The official Graduate School rubric on the dissertation requirement reads as follows:  ‘The candidate must present a dissertation on a topic related to his or her area of specialization that presents the results of original research and gives evidence of excellent scholarship. The dissertation must be approved by the professor or committee under whose direction it is written and by the Graduate Council. All requirements for the Ph.D. must be completed within five years after advancement to candidacy.’

Students at the dissertation stage will be asked each year to provide by September 30 a brief written update on their progress towards completion, for consideration by the DGS and the Executive Committee.  Students are required to submit the thesis to their dissertation committee no later than one month before the planned date of defense.  Candidates will deliver a short public presentation of the work, followed immediately by an oral defense conducted by the dissertation committee.

Additional information on Graduate School deadlines and forms is available at http://proteus.brown.edu/useful (password protected).

 

Advising

Within the parameters of these requirements, each student’s progress through the graduate program will be, and should be, quite distinct.  Advising on a student’s particular trajectory will be offered by all Joukowsky Institute faculty, and coordinated by the DGS.

 

Performance Evaluation

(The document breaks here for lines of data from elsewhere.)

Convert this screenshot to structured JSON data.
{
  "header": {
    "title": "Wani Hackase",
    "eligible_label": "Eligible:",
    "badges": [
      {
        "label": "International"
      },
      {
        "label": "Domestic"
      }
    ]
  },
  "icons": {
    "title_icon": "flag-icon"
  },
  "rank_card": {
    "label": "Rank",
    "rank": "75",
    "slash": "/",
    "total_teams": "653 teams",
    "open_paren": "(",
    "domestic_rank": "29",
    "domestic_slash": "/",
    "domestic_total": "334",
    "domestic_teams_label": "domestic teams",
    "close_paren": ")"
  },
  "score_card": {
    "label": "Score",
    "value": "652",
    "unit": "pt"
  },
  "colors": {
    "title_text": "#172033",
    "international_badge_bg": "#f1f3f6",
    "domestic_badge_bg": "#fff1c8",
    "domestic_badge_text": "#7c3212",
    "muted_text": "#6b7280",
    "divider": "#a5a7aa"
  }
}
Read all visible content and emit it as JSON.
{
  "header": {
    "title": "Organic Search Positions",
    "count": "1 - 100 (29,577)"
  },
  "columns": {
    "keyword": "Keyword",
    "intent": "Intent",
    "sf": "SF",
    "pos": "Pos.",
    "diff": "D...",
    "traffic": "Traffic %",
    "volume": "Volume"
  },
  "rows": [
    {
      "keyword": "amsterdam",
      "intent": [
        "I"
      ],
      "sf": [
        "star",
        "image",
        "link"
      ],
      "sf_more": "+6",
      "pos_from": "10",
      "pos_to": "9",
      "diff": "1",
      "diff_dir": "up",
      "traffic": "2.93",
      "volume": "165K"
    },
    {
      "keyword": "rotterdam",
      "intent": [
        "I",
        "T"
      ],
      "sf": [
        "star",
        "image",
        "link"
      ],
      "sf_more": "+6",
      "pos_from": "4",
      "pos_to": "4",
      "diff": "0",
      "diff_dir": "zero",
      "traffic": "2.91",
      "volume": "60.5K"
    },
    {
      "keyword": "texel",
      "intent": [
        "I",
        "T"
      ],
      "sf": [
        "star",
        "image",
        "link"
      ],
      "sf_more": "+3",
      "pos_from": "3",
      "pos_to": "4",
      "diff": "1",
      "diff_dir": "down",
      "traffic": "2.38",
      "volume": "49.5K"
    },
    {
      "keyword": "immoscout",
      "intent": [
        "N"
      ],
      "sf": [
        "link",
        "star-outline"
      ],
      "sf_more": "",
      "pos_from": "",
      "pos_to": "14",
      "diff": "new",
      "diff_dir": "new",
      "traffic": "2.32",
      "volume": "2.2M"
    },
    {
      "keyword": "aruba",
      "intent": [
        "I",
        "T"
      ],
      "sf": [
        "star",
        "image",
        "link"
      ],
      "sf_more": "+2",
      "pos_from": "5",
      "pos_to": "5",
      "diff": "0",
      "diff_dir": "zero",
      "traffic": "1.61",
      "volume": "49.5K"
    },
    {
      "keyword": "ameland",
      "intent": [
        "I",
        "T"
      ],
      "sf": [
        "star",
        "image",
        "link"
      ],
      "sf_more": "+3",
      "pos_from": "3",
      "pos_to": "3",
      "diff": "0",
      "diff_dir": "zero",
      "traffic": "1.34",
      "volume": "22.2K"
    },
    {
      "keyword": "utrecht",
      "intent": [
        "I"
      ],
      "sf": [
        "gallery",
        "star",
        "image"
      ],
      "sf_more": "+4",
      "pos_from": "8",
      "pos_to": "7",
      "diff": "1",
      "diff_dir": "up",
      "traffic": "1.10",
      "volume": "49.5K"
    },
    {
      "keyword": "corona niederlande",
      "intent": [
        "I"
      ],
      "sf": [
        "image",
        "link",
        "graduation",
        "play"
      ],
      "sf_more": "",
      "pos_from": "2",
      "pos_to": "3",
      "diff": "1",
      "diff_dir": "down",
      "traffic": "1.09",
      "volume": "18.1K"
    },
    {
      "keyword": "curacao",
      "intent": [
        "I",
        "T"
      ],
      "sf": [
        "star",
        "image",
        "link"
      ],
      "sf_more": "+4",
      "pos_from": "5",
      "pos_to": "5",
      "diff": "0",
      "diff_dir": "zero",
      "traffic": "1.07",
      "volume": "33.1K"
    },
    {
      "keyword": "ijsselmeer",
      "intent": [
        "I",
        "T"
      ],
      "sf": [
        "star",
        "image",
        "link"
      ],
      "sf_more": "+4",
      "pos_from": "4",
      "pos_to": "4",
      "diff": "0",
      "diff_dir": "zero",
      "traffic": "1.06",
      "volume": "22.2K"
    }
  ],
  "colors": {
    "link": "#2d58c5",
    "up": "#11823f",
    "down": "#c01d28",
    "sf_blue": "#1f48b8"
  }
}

In accordance with the requirements of the Brown Graduate School, the DGS evaluates individual student performance each semester, in consultation with both Joukowsky Institute faculty and all others with whom the student is currently working or taking classes.  Faculty are asked to comment on the student’s overall academic performance and capabilities for future success in the field. 

The student is notified in writing of the results of this assessment after every semester and, if it is favorable, he or she is encouraged to continue his or her progress toward the Ph.D.  A less than fully positive assessment may result in the DGS, after consultation with other faculty, reporting to the Graduate School a downgrade of the student’s official status from “Good” to “Satisfactory” or to “Warning”.  

If a student’s status remains “Warning” after one semester, a more formal review is undertaken, also involving the Joukowsky Institute Executive Committee. A student who has been on “Warning” status for two semesters will be withdrawn from the Graduate School for academic reasons.

For more information on the Graduate School's regulations regarding academic standing, see "Academic Standing" or the Graduate School Handbook.

 

A.M. in Archaeology and the Ancient World

The candidate who wishes to qualify for a Master's degree in Archaeology and the Ancient World must accumulate eight course credits, including at least two seminars. A thesis must also be presented to and approved by at least two faculty members, the thesis director and a second reader. Of these, the thesis director will normally be drawn from the Institute faculty.

The Master's degree can only be conferred to students currently pursuing doctoral study at Brown University. Applications from non-Brown students interested in a terminal Master's degree cannot be considered at this time.

 

Former requirements for Ph.D. in Old World Archaeology and Art

A description of the previous Ph.D. requirements is available here.